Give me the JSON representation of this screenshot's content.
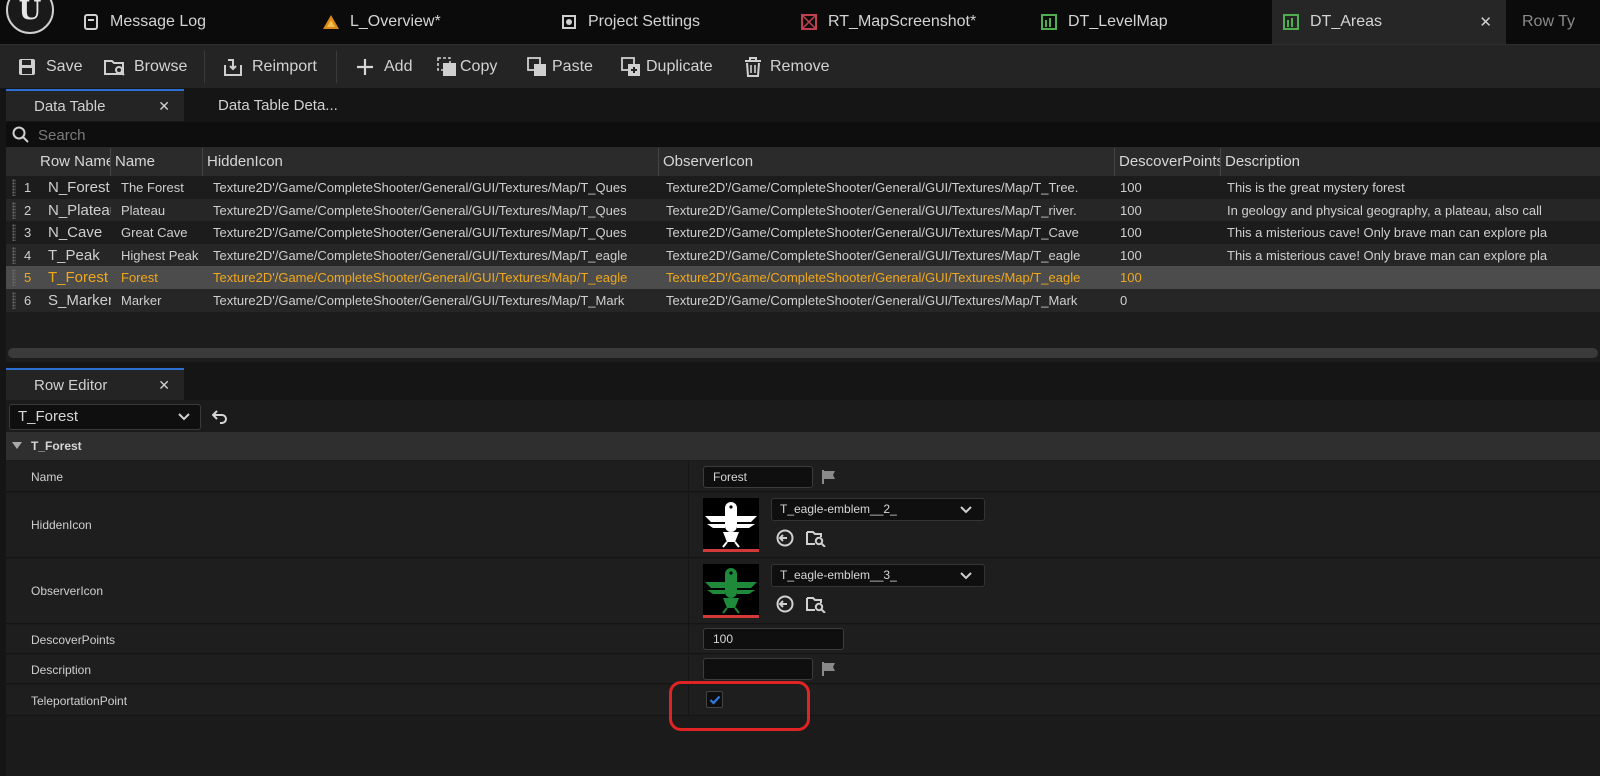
{
  "tabs": [
    {
      "label": "Message Log",
      "icon": "message-log-icon"
    },
    {
      "label": "L_Overview*",
      "icon": "level-icon"
    },
    {
      "label": "Project Settings",
      "icon": "settings-icon"
    },
    {
      "label": "RT_MapScreenshot*",
      "icon": "render-target-icon"
    },
    {
      "label": "DT_LevelMap",
      "icon": "data-table-icon"
    },
    {
      "label": "DT_Areas",
      "icon": "data-table-icon",
      "active": true,
      "close": "✕"
    },
    {
      "label": "Row Ty",
      "icon": ""
    }
  ],
  "toolbar": {
    "save": "Save",
    "browse": "Browse",
    "reimport": "Reimport",
    "add": "Add",
    "copy": "Copy",
    "paste": "Paste",
    "duplicate": "Duplicate",
    "remove": "Remove"
  },
  "panel_tabs": {
    "data_table": "Data Table",
    "data_table_details": "Data Table Deta...",
    "row_editor": "Row Editor",
    "close": "✕"
  },
  "search": {
    "placeholder": "Search"
  },
  "table": {
    "columns": [
      "Row Name",
      "Name",
      "HiddenIcon",
      "ObserverIcon",
      "DescoverPoints",
      "Description"
    ],
    "rows": [
      {
        "index": "1",
        "row_name": "N_Forest",
        "name": "The Forest",
        "hidden": "Texture2D'/Game/CompleteShooter/General/GUI/Textures/Map/T_Ques",
        "observer": "Texture2D'/Game/CompleteShooter/General/GUI/Textures/Map/T_Tree.",
        "points": "100",
        "description": "This is the great mystery forest"
      },
      {
        "index": "2",
        "row_name": "N_Plateau",
        "name": "Plateau",
        "hidden": "Texture2D'/Game/CompleteShooter/General/GUI/Textures/Map/T_Ques",
        "observer": "Texture2D'/Game/CompleteShooter/General/GUI/Textures/Map/T_river.",
        "points": "100",
        "description": "In geology and physical geography, a plateau, also call"
      },
      {
        "index": "3",
        "row_name": "N_Cave",
        "name": "Great Cave",
        "hidden": "Texture2D'/Game/CompleteShooter/General/GUI/Textures/Map/T_Ques",
        "observer": "Texture2D'/Game/CompleteShooter/General/GUI/Textures/Map/T_Cave",
        "points": "100",
        "description": "This a misterious cave! Only brave man can explore pla"
      },
      {
        "index": "4",
        "row_name": "T_Peak",
        "name": "Highest Peak",
        "hidden": "Texture2D'/Game/CompleteShooter/General/GUI/Textures/Map/T_eagle",
        "observer": "Texture2D'/Game/CompleteShooter/General/GUI/Textures/Map/T_eagle",
        "points": "100",
        "description": "This a misterious cave! Only brave man can explore pla"
      },
      {
        "index": "5",
        "row_name": "T_Forest",
        "name": "Forest",
        "hidden": "Texture2D'/Game/CompleteShooter/General/GUI/Textures/Map/T_eagle",
        "observer": "Texture2D'/Game/CompleteShooter/General/GUI/Textures/Map/T_eagle",
        "points": "100",
        "description": "",
        "selected": true
      },
      {
        "index": "6",
        "row_name": "S_Marker",
        "name": "Marker",
        "hidden": "Texture2D'/Game/CompleteShooter/General/GUI/Textures/Map/T_Mark",
        "observer": "Texture2D'/Game/CompleteShooter/General/GUI/Textures/Map/T_Mark",
        "points": "0",
        "description": ""
      }
    ]
  },
  "row_editor": {
    "selected_row": "T_Forest",
    "category": "T_Forest",
    "properties": {
      "name": {
        "label": "Name",
        "value": "Forest"
      },
      "hidden_icon": {
        "label": "HiddenIcon",
        "asset": "T_eagle-emblem__2_"
      },
      "observer_icon": {
        "label": "ObserverIcon",
        "asset": "T_eagle-emblem__3_"
      },
      "descover_points": {
        "label": "DescoverPoints",
        "value": "100"
      },
      "description": {
        "label": "Description",
        "value": ""
      },
      "teleportation_point": {
        "label": "TeleportationPoint",
        "checked": true
      }
    }
  },
  "colors": {
    "selected_text": "#f0a81c",
    "accent_blue": "#2c6fd0",
    "highlight_red": "#e02424",
    "observer_icon_green": "#1e8a3a"
  }
}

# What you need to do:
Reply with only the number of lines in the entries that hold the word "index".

# Your response:
6